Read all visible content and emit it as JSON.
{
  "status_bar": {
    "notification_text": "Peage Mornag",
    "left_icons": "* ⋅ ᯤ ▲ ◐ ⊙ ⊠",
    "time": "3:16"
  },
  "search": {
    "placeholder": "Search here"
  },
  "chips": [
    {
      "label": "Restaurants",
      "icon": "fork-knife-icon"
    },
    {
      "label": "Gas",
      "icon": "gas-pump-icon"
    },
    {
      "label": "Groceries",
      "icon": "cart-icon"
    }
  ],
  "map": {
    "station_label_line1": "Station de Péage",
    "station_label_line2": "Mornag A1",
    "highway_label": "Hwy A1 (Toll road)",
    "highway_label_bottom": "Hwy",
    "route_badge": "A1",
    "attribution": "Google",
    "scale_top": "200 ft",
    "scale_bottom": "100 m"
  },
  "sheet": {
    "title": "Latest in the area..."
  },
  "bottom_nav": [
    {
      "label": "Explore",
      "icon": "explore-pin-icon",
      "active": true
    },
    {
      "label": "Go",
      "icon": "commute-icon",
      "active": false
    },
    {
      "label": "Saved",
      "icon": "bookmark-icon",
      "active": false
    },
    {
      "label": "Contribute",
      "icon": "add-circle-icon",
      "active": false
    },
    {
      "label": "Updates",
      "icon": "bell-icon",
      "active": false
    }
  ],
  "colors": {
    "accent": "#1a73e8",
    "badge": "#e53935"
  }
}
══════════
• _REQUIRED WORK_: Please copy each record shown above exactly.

• _THE ANSWER_:
Read all visible content and emit it as JSON.
{
  "status_bar": {
    "notification_text": "Peage Mornag",
    "left_icons": "* ⋅ ᯤ ▲ ◐ ⊙ ⊠",
    "time": "3:16"
  },
  "search": {
    "placeholder": "Search here"
  },
  "chips": [
    {
      "label": "Restaurants",
      "icon": "fork-knife-icon"
    },
    {
      "label": "Gas",
      "icon": "gas-pump-icon"
    },
    {
      "label": "Groceries",
      "icon": "cart-icon"
    }
  ],
  "map": {
    "station_label_line1": "Station de Péage",
    "station_label_line2": "Mornag A1",
    "highway_label": "Hwy A1 (Toll road)",
    "highway_label_bottom": "Hwy",
    "route_badge": "A1",
    "attribution": "Google",
    "scale_top": "200 ft",
    "scale_bottom": "100 m"
  },
  "sheet": {
    "title": "Latest in the area..."
  },
  "bottom_nav": [
    {
      "label": "Explore",
      "icon": "explore-pin-icon",
      "active": true
    },
    {
      "label": "Go",
      "icon": "commute-icon",
      "active": false
    },
    {
      "label": "Saved",
      "icon": "bookmark-icon",
      "active": false
    },
    {
      "label": "Contribute",
      "icon": "add-circle-icon",
      "active": false
    },
    {
      "label": "Updates",
      "icon": "bell-icon",
      "active": false
    }
  ],
  "colors": {
    "accent": "#1a73e8",
    "badge": "#e53935"
  }
}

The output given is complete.